To view pediatric review articles on this topic from the past year check PubMed.

Evidence-based medicine information on this topic can be found at, the National Guideline Clearinghouse and the Cochrane Database of Systematic Reviews.

Information prescriptions for patients can be found at MedlinePlus for these topics: Benign Tumors and Skin Conditions.

To view current news articles on this topic check Google News.

To view images related to this topic check Google Images.

Pariser RJ. Benign neoplasms of the skin. Med Clin North Am. 1998 Nov;82(6):1285-307, v-vi.

Handa U, Chhabra S, Mohan H. Epidermal inclusion cyst: cytomorphological features and differential diagnosis. Diagn Cytopathol. 2008 Dec;36(12):861-3.

Kuwano Y, Ishizaki K, Watanabe R, Nanko H. Efficacy of diagnostic ultrasonography of lipomas, epidermal cysts, and ganglions. Arch Dermatol. 2009 Jul;145(7):761-4.

ACGME Competencies Highlighted by Case

  • Patient Care
    1. When interacting with patients and their families, the health care professional communicates effectively and demonstrates caring and respectful behaviors.
    2. Essential and accurate information about the patients’ is gathered.
    3. Informed decisions about diagnostic and therapeutic interventions based on patient information and preferences, up-to-date scientific evidence, and clinical judgment is made.
    4. Patient management plans are developed and carried out.
    5. Patients and their families are counseled and educated.
    7. All medical and invasive procedures considered essential for the area of practice are competently performed.
    8. Health care services aimed at preventing health problems or maintaining health are provided.
    9. Patient-focused care is provided by working with health care professionals, including those from other disciplines.

  • Medical Knowledge
    10. An investigatory and analytic thinking approach to the clinical situation is demonstrated.
    11. Basic and clinically supportive sciences appropriate to their discipline are known and applied.
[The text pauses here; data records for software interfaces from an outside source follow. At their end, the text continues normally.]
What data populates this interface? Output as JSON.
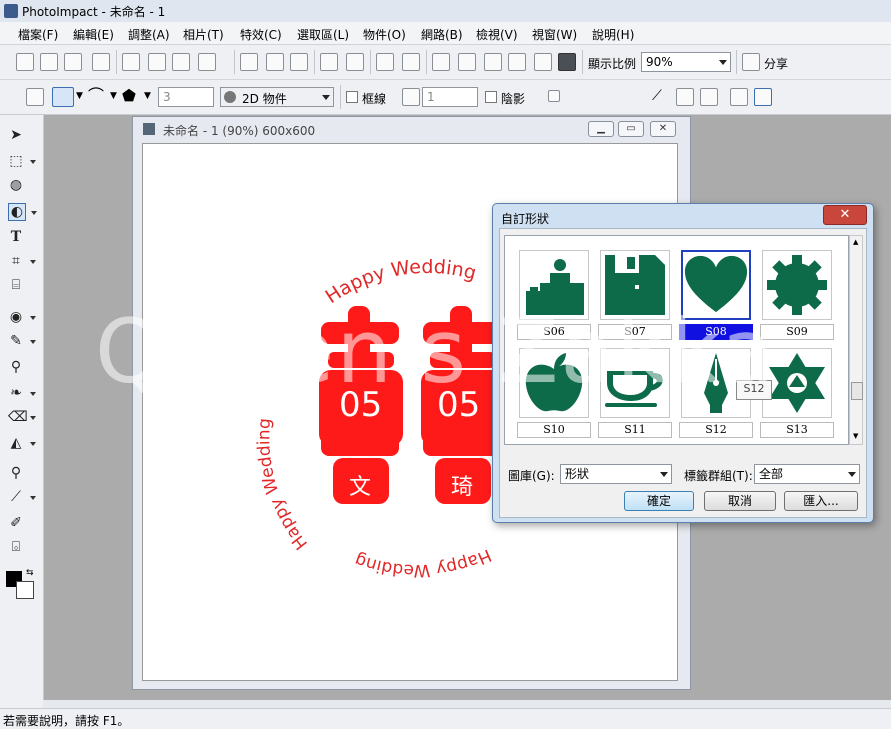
{
  "app": {
    "title": "PhotoImpact - 未命名 - 1"
  },
  "menu": [
    "檔案(F)",
    "編輯(E)",
    "調整(A)",
    "相片(T)",
    "特效(C)",
    "選取區(L)",
    "物件(O)",
    "網路(B)",
    "檢視(V)",
    "視窗(W)",
    "說明(H)"
  ],
  "toolbar1": {
    "zoom_label": "顯示比例",
    "zoom_value": "90%",
    "share_label": "分享"
  },
  "toolbar2": {
    "spin1": "3",
    "mode_value": "2D 物件",
    "border_label": "框線",
    "spin2": "1",
    "shadow_label": "陰影"
  },
  "document": {
    "title": "未命名 - 1 (90%) 600x600"
  },
  "artwork": {
    "arc_top": "Happy Wedding",
    "arc_left": "Happy Wedding",
    "arc_bottom": "Happy Wedding",
    "num_left": "05",
    "num_right": "05",
    "name_left": "文",
    "name_right": "琦",
    "main_color": "#ff1a1a",
    "arc_color": "#e02828"
  },
  "watermark": "Queen's Zakka",
  "dialog": {
    "title": "自訂形狀",
    "close_label": "✕",
    "shapes": [
      {
        "label": "S06",
        "icon": "person-at-desk-icon"
      },
      {
        "label": "S07",
        "icon": "floppy-disk-icon"
      },
      {
        "label": "S08",
        "icon": "heart-icon"
      },
      {
        "label": "S09",
        "icon": "gear-icon"
      },
      {
        "label": "S10",
        "icon": "apple-icon"
      },
      {
        "label": "S11",
        "icon": "teacup-icon"
      },
      {
        "label": "S12",
        "icon": "pen-nib-icon"
      },
      {
        "label": "S13",
        "icon": "star-of-david-icon"
      }
    ],
    "selected": "S08",
    "tooltip": "S12",
    "gallery_label": "圖庫(G):",
    "gallery_value": "形狀",
    "tag_label": "標籤群組(T):",
    "tag_value": "全部",
    "ok_label": "確定",
    "cancel_label": "取消",
    "import_label": "匯入...",
    "shape_color": "#0d6b4a"
  },
  "status": {
    "text": "若需要說明，請按 F1。"
  }
}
  • Interpersonal and Communication Skills
    17. A therapeutic and ethically sound relationship with patients is created and sustained.
    18. Using effective nonverbal, explanatory, questioning, and writing skills, the healthcare professional uses effective listening skills and elicits and provides information.
    19. The health professional works effectively with others as a member or leader of a health care team or other professional group.


    Donna M. D’Alessandro, MD
    Professor of Pediatrics, University of Iowa Children’s Hospital